Long a fan of Stereoscopic photography, this is a hands on review of the groundbreaking Fujifilm FinePix Real 3D W1 digital camera.
So what is ground breaking about the Fujifilm FinePix Real 3D W1 camera?
Firstly, utilising 2 lenses and 2 x 10 mega pixel sensors, the camera is able to take real-time 3D pictures and video and instantly show the results on its 2.8 inch screen – in 3D, without the need to wear glasses.
Secondly, capitalising on the 2 lens / sensor arrangement, you now have a ‘twin’ camera able to take wide and zoom pictures of a scene simultaneously, with each ‘camera’ set at different colour and sensitivity setting.
The W1 camera has the popular piano black finish, which though looks good, does require buffing to remove the all too obvious finger marks.
The camera is quite chunky and a little weighty at 300g. However, build quality is excellent with a pretty much all metal construction.
The front cover you slide down to turn on the camera revealing the 2 lenses and flash.
The monitor on the back initially presents a series of example 3D pictures, but this feature can readily be turned off as can the welcome jingle, blue lights on the front and rear and other bells and whistles where privacy is required.
The screen takes up the majority of the back with a line of ‘rocker switch’ type buttons on either side.
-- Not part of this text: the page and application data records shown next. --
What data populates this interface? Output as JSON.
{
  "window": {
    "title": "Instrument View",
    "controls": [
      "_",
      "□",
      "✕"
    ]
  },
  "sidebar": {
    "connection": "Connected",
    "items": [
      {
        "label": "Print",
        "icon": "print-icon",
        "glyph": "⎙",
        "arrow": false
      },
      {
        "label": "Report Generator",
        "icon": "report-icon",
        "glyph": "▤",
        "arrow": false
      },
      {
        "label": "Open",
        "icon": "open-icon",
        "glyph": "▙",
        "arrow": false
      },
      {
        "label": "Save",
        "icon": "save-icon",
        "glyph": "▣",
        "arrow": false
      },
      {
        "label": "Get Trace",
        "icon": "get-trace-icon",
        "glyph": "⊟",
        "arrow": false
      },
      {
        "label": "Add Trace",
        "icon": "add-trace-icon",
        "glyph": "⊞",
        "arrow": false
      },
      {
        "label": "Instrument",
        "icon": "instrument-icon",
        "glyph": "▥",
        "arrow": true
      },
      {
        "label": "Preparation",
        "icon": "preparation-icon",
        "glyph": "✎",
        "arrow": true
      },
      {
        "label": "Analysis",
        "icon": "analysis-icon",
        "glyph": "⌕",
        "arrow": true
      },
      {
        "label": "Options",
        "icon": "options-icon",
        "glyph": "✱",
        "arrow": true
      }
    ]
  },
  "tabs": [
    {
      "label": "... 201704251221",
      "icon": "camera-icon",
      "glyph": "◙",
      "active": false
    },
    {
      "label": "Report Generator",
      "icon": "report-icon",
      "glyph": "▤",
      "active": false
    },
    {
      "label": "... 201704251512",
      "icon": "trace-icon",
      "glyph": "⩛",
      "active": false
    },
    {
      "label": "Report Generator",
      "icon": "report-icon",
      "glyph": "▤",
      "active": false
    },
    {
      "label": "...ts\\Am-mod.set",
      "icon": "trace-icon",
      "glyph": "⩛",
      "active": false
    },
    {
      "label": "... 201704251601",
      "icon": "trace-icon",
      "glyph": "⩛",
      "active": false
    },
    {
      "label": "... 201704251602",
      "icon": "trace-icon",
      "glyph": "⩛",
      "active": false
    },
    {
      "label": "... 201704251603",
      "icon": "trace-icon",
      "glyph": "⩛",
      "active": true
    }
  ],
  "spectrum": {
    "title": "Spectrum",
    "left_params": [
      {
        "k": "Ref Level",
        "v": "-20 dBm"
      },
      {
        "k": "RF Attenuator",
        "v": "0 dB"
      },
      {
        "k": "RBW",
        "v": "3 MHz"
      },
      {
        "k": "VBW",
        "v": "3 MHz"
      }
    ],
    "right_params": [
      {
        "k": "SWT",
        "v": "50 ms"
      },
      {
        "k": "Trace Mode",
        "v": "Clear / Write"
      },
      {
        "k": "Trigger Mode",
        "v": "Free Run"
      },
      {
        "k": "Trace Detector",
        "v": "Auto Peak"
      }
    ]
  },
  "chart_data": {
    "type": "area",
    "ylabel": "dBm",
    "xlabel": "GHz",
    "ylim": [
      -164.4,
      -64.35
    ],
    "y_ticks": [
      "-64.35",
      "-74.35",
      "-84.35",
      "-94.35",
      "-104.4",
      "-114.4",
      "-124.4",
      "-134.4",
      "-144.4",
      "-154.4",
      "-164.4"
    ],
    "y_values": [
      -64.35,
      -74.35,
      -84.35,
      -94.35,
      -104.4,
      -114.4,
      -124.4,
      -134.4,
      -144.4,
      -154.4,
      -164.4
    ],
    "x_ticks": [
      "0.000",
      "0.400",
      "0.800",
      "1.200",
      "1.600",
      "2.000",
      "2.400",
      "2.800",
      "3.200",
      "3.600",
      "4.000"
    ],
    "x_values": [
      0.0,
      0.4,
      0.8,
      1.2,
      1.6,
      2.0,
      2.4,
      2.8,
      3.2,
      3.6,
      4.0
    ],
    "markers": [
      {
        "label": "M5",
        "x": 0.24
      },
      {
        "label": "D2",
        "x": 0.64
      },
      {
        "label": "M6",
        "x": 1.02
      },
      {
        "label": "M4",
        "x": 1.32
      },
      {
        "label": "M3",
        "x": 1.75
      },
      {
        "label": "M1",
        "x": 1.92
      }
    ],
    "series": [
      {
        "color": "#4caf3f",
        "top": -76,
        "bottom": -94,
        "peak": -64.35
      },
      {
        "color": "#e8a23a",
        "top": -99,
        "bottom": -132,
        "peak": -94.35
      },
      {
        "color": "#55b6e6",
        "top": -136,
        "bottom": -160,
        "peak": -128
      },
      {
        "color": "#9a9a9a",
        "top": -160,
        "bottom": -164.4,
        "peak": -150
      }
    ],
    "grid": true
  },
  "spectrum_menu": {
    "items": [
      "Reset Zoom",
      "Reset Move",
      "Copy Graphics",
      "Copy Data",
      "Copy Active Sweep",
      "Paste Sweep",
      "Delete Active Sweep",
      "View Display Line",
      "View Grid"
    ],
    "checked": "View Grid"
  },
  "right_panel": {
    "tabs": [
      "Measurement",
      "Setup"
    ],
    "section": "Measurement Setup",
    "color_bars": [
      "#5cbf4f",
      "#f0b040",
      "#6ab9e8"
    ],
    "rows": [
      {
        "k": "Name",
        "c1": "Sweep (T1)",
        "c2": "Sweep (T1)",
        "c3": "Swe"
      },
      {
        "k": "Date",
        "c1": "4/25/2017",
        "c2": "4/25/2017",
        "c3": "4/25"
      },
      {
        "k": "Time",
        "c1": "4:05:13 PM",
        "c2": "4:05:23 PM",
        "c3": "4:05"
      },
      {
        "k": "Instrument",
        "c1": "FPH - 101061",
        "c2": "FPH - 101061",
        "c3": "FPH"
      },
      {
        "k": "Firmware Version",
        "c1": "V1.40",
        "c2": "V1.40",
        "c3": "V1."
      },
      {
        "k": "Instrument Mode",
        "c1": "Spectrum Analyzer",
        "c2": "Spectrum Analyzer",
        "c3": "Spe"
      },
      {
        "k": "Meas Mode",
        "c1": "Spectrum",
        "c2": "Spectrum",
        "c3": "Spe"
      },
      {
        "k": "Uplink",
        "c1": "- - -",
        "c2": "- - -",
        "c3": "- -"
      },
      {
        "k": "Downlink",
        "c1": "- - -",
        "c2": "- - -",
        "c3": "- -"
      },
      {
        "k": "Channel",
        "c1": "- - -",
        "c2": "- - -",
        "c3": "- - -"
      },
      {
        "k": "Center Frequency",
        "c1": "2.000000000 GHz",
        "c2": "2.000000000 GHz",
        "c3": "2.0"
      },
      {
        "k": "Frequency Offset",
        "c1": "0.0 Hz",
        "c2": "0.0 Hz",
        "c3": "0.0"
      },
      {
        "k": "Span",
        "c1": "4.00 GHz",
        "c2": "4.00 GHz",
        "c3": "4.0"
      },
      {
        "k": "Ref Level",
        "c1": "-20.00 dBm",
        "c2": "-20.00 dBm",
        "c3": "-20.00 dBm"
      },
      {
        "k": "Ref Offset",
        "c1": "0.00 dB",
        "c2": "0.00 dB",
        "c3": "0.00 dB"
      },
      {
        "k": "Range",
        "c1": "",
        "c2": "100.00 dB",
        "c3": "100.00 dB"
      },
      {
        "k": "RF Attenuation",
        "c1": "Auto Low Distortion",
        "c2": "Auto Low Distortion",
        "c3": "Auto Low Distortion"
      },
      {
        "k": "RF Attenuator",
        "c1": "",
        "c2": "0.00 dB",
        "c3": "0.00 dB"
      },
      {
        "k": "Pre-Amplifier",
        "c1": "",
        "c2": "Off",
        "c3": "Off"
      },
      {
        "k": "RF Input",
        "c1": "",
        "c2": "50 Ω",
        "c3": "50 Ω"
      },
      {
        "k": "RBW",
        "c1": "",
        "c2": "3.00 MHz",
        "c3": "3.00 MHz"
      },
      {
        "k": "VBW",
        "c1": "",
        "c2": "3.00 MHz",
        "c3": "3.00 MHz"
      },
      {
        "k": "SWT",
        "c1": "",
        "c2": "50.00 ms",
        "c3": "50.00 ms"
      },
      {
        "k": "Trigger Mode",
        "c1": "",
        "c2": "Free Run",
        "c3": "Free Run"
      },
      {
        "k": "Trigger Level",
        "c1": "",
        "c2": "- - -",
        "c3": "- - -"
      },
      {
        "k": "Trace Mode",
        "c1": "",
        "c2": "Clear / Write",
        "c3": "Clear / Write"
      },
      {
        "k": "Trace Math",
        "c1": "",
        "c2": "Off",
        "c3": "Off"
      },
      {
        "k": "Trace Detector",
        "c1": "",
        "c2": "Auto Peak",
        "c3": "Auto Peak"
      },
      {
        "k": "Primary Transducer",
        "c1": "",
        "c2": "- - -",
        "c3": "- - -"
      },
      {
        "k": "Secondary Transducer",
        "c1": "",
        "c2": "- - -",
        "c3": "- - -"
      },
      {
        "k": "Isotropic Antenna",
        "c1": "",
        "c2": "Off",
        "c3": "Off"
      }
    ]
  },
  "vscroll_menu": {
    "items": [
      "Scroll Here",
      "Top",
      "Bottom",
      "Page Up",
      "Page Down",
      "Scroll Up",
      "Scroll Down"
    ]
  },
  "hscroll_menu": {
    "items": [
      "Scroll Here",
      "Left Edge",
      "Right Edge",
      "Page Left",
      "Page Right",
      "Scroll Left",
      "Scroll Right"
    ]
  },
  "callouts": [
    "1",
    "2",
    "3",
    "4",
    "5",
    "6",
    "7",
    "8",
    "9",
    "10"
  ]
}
The buttons are slightly textured and blue colour back lit.
Pictures can be stored either internally to memory (not a true option as there is only 42mb of internal memory) or to optional SD or SDHC.
I prefer SDHC cards as these come in higher capacity options and would also choose a card with a high data transfer rate to minimise delay in storing images. (In this test I used a SandDisk Ultra II 8mb SDHC card with 15mb per second transfer rate).
The buttons and options presented on the screen do take a while to get used to and at times appear not too logical in design.
How easy is it to take 3D photos with the FinePix Real 3D W1 camera?
The instruction manual, often not needed these days for a digital compact, was required here! The paper manual covers all you need at the higher level, with a PDF more detailed version also provided on CD.
In full auto mode, once you have chosen whether to take a 2D or 3D picture, you simply point and shoot as you would normally with any compact digital camera, with pictures displayed on the clear and bright screen.
The same applies with Video shooting, with the only choice being whether to record in 2D or 3D. When shooting in 3D, you can superimpose a grid on to the screen to aid where ideally your subjects should be to generate the best possible 3D effect.
This I found very useful, with results consistently good.
How about viewing the 3D photos?
Viewing 3D photos is a little strange in that you have to be looking at the screen head on with no tilt etc.
The pictures do certainly look 3D, though not in terms of being able to look around a subject but rather they have tremendous depth – am wondering if when printed, this ability to see round an object will be present.
There are some limitations however, for example though the picture is sharp, distant objects can appear duplicated giving the appearance of double vision.
That said, the end result is attractive, confirmed as a 3D image can be viewed in 2D if you require and when switching between the two, 3D does have a lot of appeal.
So would I recommend the Fujifilm FinePix Real 3D W1 camera?
Well, though it is a bit quirky and the technology is brand new, I love this camera.
Being able to take pictures and record video in 3D is amazing.
The screen technology that allows you to view the pictures in 3D without glasses is highly innovative and coupled with you effectively having 2x 10 mega pixel cameras in your pocket for recording 2D, what’s not to love?
What about the price of getting 3D photos?
The price does need to be considered – not so much for the camera (£429.99 from Amazon), but for the optional photo display, the FinePix Real 3D Viewer V1 at £399.99 and the cost to print £3.99 for a 6×4 inch print or £4.29 for a 7×5 inch print.
Price hasn’t of course stopped me – I have just fallen in love with it and the 3D photos!
Mind you I haven’t got any printed 3D photos yet.
I have though uploaded to FujiFilm some pictures for printing. No wonder they are expensive – they are printed by hand in Japan and sent back in approximately 20 days!
I’ll report back here on the outcome – get our FREE newsletter to make sure you don’t miss my updates.
Update 2 December: Printed 3D photos are now back – See our review here.